We use Edelweiss but have not used Above the Treeline. We were not sure whether it was worth the expense for just children’s books. We do upload our inventory to our Indiebound website. It says how many on hand as of the upload time so most people know that the number is not set in stone. They may call and say they saw it on your website but they say that whether we have it or not. You can also work with the search parameters so those titles that you do have come up at the beginning of the search for your customers. I have not had any bad experiences from uploading my inventory. They may see a lot of 1’s but it just makes them call ahead and thus gives you a heads up to find it and reorder before they make it into the store.
Willard Williams, The Toadstool Bookshop
When we set aside our last copy for someone we change the subject to a special one for “set asides”. When we run the inventory report for in stocks to upload to our Indiecommerce website the report is set up to exclude anything with that subject as well as the subject for special orders. That way the set aside one does not appear in our inventory on the website. Works well.

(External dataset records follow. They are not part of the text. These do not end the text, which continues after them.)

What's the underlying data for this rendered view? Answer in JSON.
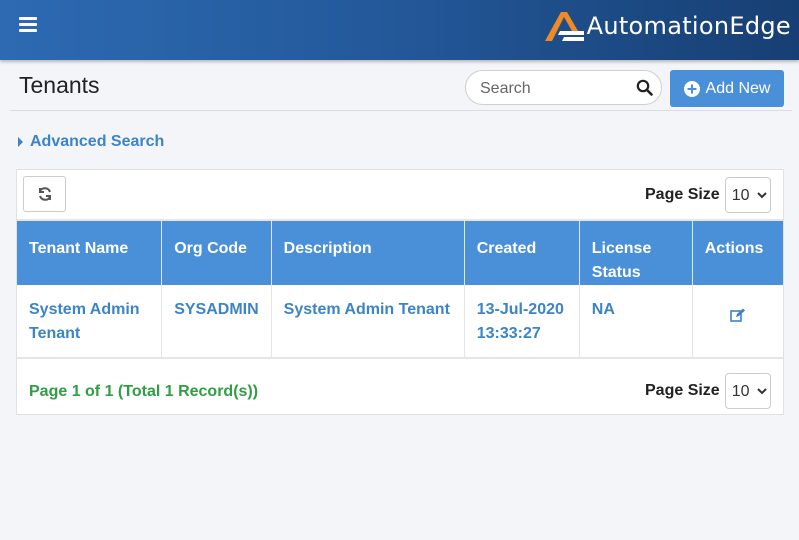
{
  "brand": {
    "name": "AutomationEdge"
  },
  "page": {
    "title": "Tenants"
  },
  "search": {
    "placeholder": "Search"
  },
  "actions": {
    "add_new": "Add New",
    "advanced_search": "Advanced Search"
  },
  "table": {
    "page_size_label": "Page Size",
    "page_size_value": "10",
    "page_size_options": [
      "10"
    ],
    "columns": [
      "Tenant Name",
      "Org Code",
      "Description",
      "Created",
      "License Status",
      "Actions"
    ],
    "rows": [
      {
        "tenant_name": "System Admin Tenant",
        "org_code": "SYSADMIN",
        "description": "System Admin Tenant",
        "created": "13-Jul-2020 13:33:27",
        "license_status": "NA",
        "action_icon": "edit-icon"
      }
    ]
  },
  "pager": {
    "summary": "Page 1 of 1 (Total 1 Record(s))"
  },
  "colors": {
    "accent": "#4a90d9",
    "link": "#3d84c6",
    "success": "#2f9e44",
    "brand_orange": "#f08a24",
    "topbar_start": "#2d6ab2",
    "topbar_end": "#173f73"
  }
}
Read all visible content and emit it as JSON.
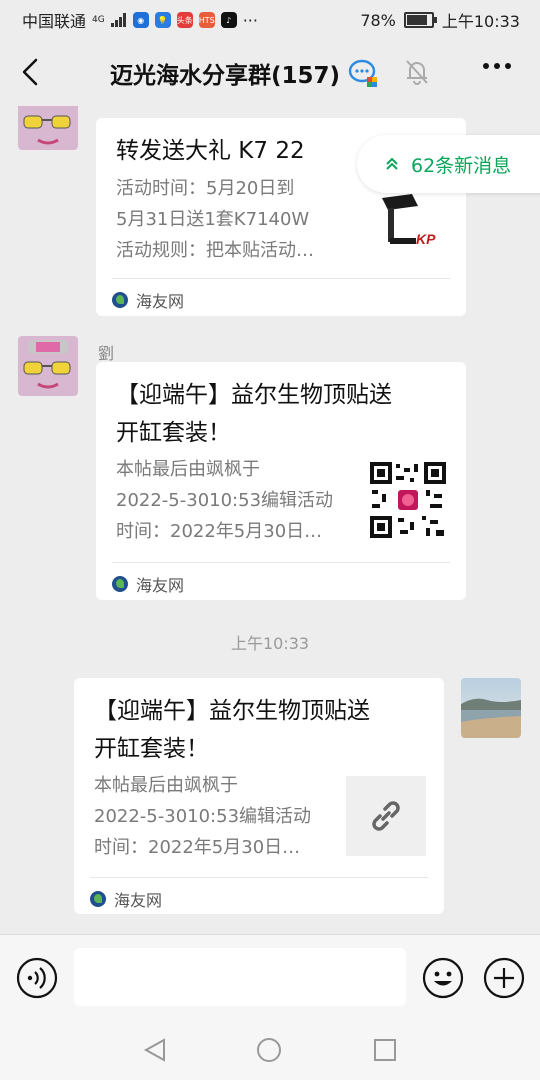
{
  "status_bar": {
    "carrier": "中国联通",
    "network": "4G",
    "app_icons": [
      "头条",
      "HTS"
    ],
    "more": "···",
    "battery_pct": "78%",
    "battery_level": 0.78,
    "time": "上午10:33"
  },
  "header": {
    "back_icon": "back-arrow-icon",
    "title": "迈光海水分享群(157)",
    "group_icon": "group-chat-icon",
    "mute_icon": "bell-off-icon",
    "more_icon": "more-dots-icon"
  },
  "new_messages": {
    "label": "62条新消息",
    "icon": "double-chevron-up-icon",
    "color": "#0aa65a"
  },
  "messages": [
    {
      "sender": "",
      "title": "转发送大礼 K7 22",
      "desc": [
        "活动时间：5月20日到",
        "5月31日送1套K7140W",
        "活动规则：把本贴活动…"
      ],
      "thumb_text": "KP",
      "source": "海友网"
    },
    {
      "sender": "劉",
      "title": [
        "【迎端午】益尔生物顶贴送",
        "开缸套装！"
      ],
      "desc": [
        "本帖最后由飒枫于",
        "2022-5-3010:53编辑活动",
        "时间：2022年5月30日…"
      ],
      "thumb": "qr-code",
      "source": "海友网"
    }
  ],
  "timestamp": "上午10:33",
  "my_message": {
    "title": [
      "【迎端午】益尔生物顶贴送",
      "开缸套装！"
    ],
    "desc": [
      "本帖最后由飒枫于",
      "2022-5-3010:53编辑活动",
      "时间：2022年5月30日…"
    ],
    "thumb_icon": "link-icon",
    "source": "海友网"
  },
  "input_bar": {
    "voice_icon": "voice-icon",
    "input_value": "",
    "emoji_icon": "emoji-icon",
    "plus_icon": "plus-icon"
  },
  "nav_bar": {
    "icons": [
      "nav-back-icon",
      "nav-home-icon",
      "nav-recent-icon"
    ]
  }
}
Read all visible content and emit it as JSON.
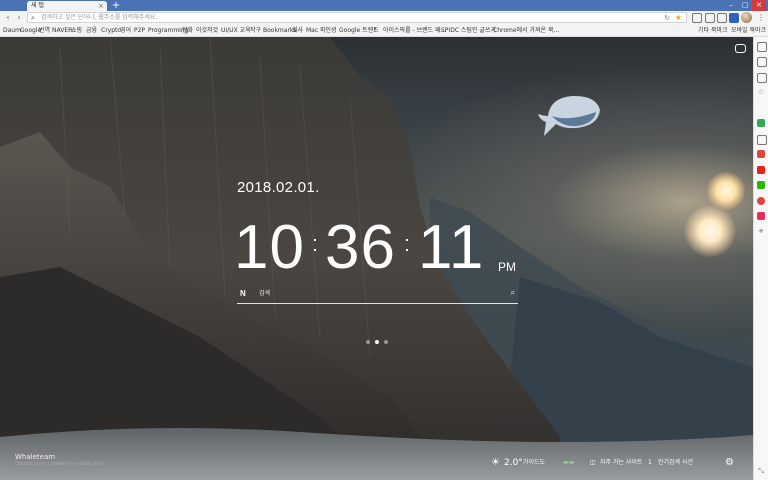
{
  "tab": {
    "title": "새 탭",
    "close": "×",
    "new_tab": "+"
  },
  "window_buttons": [
    "–",
    "▢",
    "✕"
  ],
  "toolbar": {
    "back": "‹",
    "forward": "›",
    "address_placeholder": "검색하고 싶은 단어나, 웹주소를 입력해주세요.",
    "reload": "↻",
    "bookmark_star": "★",
    "menu": "⋮"
  },
  "bookmarks": [
    "Daum",
    "Google",
    "번역",
    "NAVER",
    "쇼핑",
    "금융",
    "Crypto",
    "영어",
    "P2P",
    "Programming",
    "전화",
    "이것저것",
    "UI/UX 교육",
    "작구",
    "Bookmarks",
    "회사",
    "Mac",
    "파인셩",
    "Google 트렌드",
    "f",
    "아이스픽를 - 브랜드 패...",
    "SPIDC 스팀인 글쓰기",
    "Chrome에서 가져온 북..."
  ],
  "bookmarks_right": [
    "기타 북마크",
    "모바일 북마크"
  ],
  "newtab": {
    "date": "2018.02.01.",
    "clock": {
      "hours": "10",
      "minutes": "36",
      "seconds": "11",
      "ampm": "PM"
    },
    "search": {
      "logo": "N",
      "label": "검색",
      "icon": "⌕"
    },
    "pages_total": 3,
    "page_active": 2,
    "brand_title": "Whaleteam",
    "brand_sub": "Double suns / planet in a dark land",
    "weather": {
      "icon": "☀",
      "temp": "2.0°",
      "desc": "가이드도"
    },
    "links": {
      "frequent": "자주 가는 사이트",
      "trending": "인기검색 사건",
      "trending_count": "1"
    },
    "settings_icon": "⚙"
  },
  "colors": {
    "tabstrip": "#4a72b5",
    "accent": "#2f62b8",
    "star": "#f0a21f"
  },
  "side_panel_icons": [
    "zoom-icon",
    "note-icon",
    "pocket-icon",
    "star-icon",
    "calendar-icon",
    "clipboard-icon",
    "youtube-icon",
    "line-icon",
    "record-icon",
    "music-icon",
    "add-icon"
  ]
}
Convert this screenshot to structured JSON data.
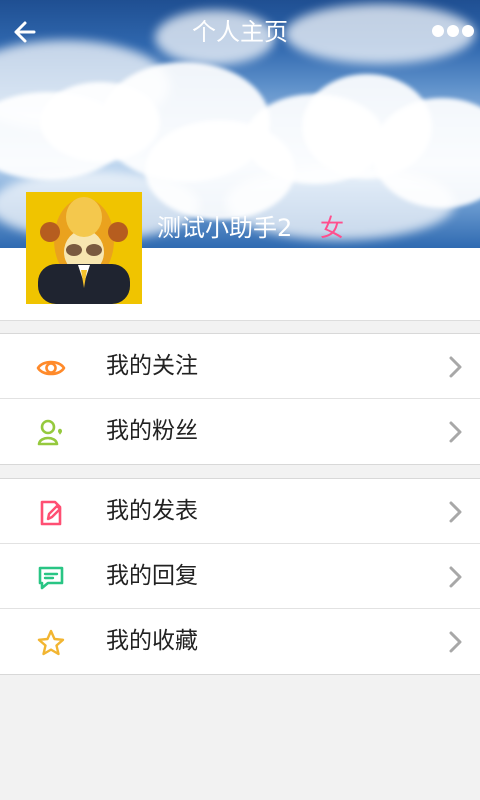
{
  "topbar": {
    "title": "个人主页",
    "back_icon": "arrow-left-icon",
    "more_icon": "more-dots-icon"
  },
  "profile": {
    "username": "测试小助手2",
    "gender": "女",
    "avatar": "avatar-image"
  },
  "menu": {
    "group1": [
      {
        "label": "我的关注",
        "icon": "eye-icon",
        "color": "#ff8a2a"
      },
      {
        "label": "我的粉丝",
        "icon": "user-heart-icon",
        "color": "#95c93d"
      }
    ],
    "group2": [
      {
        "label": "我的发表",
        "icon": "edit-document-icon",
        "color": "#ff4f73"
      },
      {
        "label": "我的回复",
        "icon": "comment-icon",
        "color": "#29c584"
      },
      {
        "label": "我的收藏",
        "icon": "star-icon",
        "color": "#f2b531"
      }
    ]
  },
  "colors": {
    "background": "#f2f2f2",
    "white": "#ffffff",
    "divider": "#d8d8d8",
    "text": "#222222",
    "chevron": "#a8a8a8",
    "header_blue": "#2f67ae",
    "avatar_yellow": "#f0c400",
    "gender_pink": "#ff4f8d"
  }
}
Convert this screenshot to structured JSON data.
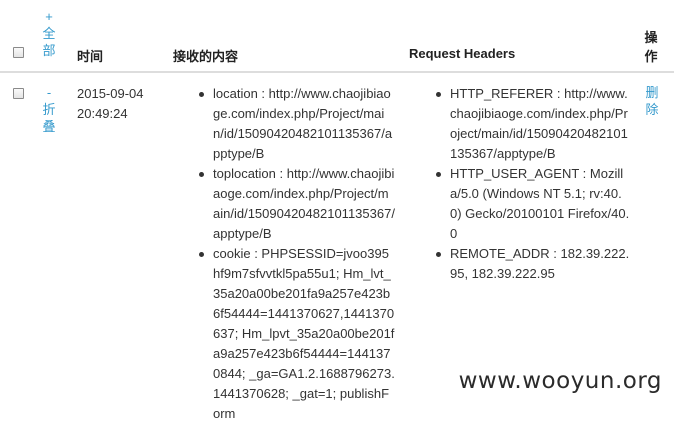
{
  "header": {
    "expand_all_label": "+ 全 部",
    "time_label": "时间",
    "content_label": "接收的内容",
    "request_headers_label": "Request Headers",
    "actions_label": "操作"
  },
  "row": {
    "toggle_label": "- 折 叠",
    "time": "2015-09-04 20:49:24",
    "content_items": [
      "location : http://www.chaojibiaoge.com/index.php/Project/main/id/15090420482101135367/apptype/B",
      "toplocation : http://www.chaojibiaoge.com/index.php/Project/main/id/15090420482101135367/apptype/B",
      "cookie : PHPSESSID=jvoo395hf9m7sfvvtkl5pa55u1; Hm_lvt_35a20a00be201fa9a257e423b6f54444=1441370627,1441370637; Hm_lpvt_35a20a00be201fa9a257e423b6f54444=1441370844; _ga=GA1.2.1688796273.1441370628; _gat=1; publishForm"
    ],
    "header_items": [
      "HTTP_REFERER : http://www.chaojibiaoge.com/index.php/Project/main/id/15090420482101135367/apptype/B",
      "HTTP_USER_AGENT : Mozilla/5.0 (Windows NT 5.1; rv:40.0) Gecko/20100101 Firefox/40.0",
      "REMOTE_ADDR : 182.39.222.95, 182.39.222.95"
    ],
    "delete_label": "删 除"
  },
  "watermark": "www.wooyun.org",
  "colors": {
    "link": "#3399cc",
    "border": "#dddddd",
    "text": "#333333"
  }
}
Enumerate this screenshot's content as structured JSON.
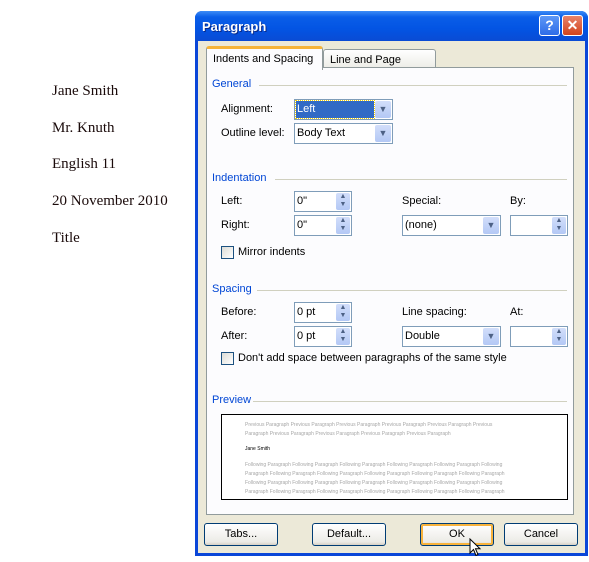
{
  "document": {
    "lines": [
      "Jane Smith",
      "Mr. Knuth",
      "English 11",
      "20 November 2010",
      "Title"
    ]
  },
  "dialog": {
    "title": "Paragraph",
    "help_icon": "question-mark-icon",
    "close_icon": "close-x-icon",
    "tabs": [
      {
        "label": "Indents and Spacing",
        "active": true
      },
      {
        "label": "Line and Page Breaks",
        "active": false
      }
    ],
    "general": {
      "heading": "General",
      "alignment_label": "Alignment:",
      "alignment_value": "Left",
      "outline_label": "Outline level:",
      "outline_value": "Body Text"
    },
    "indentation": {
      "heading": "Indentation",
      "left_label": "Left:",
      "left_value": "0\"",
      "right_label": "Right:",
      "right_value": "0\"",
      "special_label": "Special:",
      "special_value": "(none)",
      "by_label": "By:",
      "by_value": "",
      "mirror_label": "Mirror indents",
      "mirror_checked": false
    },
    "spacing": {
      "heading": "Spacing",
      "before_label": "Before:",
      "before_value": "0 pt",
      "after_label": "After:",
      "after_value": "0 pt",
      "line_spacing_label": "Line spacing:",
      "line_spacing_value": "Double",
      "at_label": "At:",
      "at_value": "",
      "dont_add_label": "Don't add space between paragraphs of the same style",
      "dont_add_checked": false
    },
    "preview": {
      "heading": "Preview",
      "previous_lines": [
        "Previous Paragraph Previous Paragraph Previous Paragraph Previous Paragraph Previous Paragraph Previous",
        "Paragraph Previous Paragraph Previous Paragraph Previous Paragraph Previous Paragraph"
      ],
      "current": "Jane Smith",
      "following_lines": [
        "Following Paragraph Following Paragraph Following Paragraph Following Paragraph Following Paragraph Following",
        "Paragraph Following Paragraph Following Paragraph Following Paragraph Following Paragraph Following Paragraph",
        "Following Paragraph Following Paragraph Following Paragraph Following Paragraph Following Paragraph Following",
        "Paragraph Following Paragraph Following Paragraph Following Paragraph Following Paragraph Following Paragraph"
      ]
    },
    "buttons": {
      "tabs": "Tabs...",
      "default": "Default...",
      "ok": "OK",
      "cancel": "Cancel"
    }
  }
}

Dale Szczeblowski, Porter Square Books, Inc
On Indiebound websites your inventory displays with the caveat “on hand as of”” whatever time your file was uploaded. Though we do have an explanation on our site of what “On Our Shelves” means, we suspect very few people actually read it so on occasion it has been an issue. For those customers we’ve had to explain our store inventory can’t be displayed in real time due to the limitations of our systems. Most understand. We’ve recently added more detailed information on the order and checkout pages with the understanding that most people don’t read instructions even if we were to put them in CAPS AND BOLDFACE. Overall though, we feel the benefits of displaying our inventory generally outweigh any occasional problem.
Becky Dayton, Vermont Book Shop
Or, you can do as we have done and ‘take the book out of inventory,’ by selling it out by ISBN and returning it by product code. The sale amounts to $0, the ISBN/book appears on the restock report, and the ONH quantity is set to 0. When we sell the book off the hold shelf, we ring it through by product code and price. We actually stopped doing this a couple of years ago when I didn’t see the point in the extra step, when we could just look on the hold shelf if we couldn’t find something, but with ONH quantities being seen by the public, it seems like a perfect solution.
Mitch Gaslin, food for Thought
Probably depends on your pos system. We use Booklog and it puts special orders and books on hold in a different category, so they don’t show up as on hand when the data gets uploaded to our IndieCommerce site.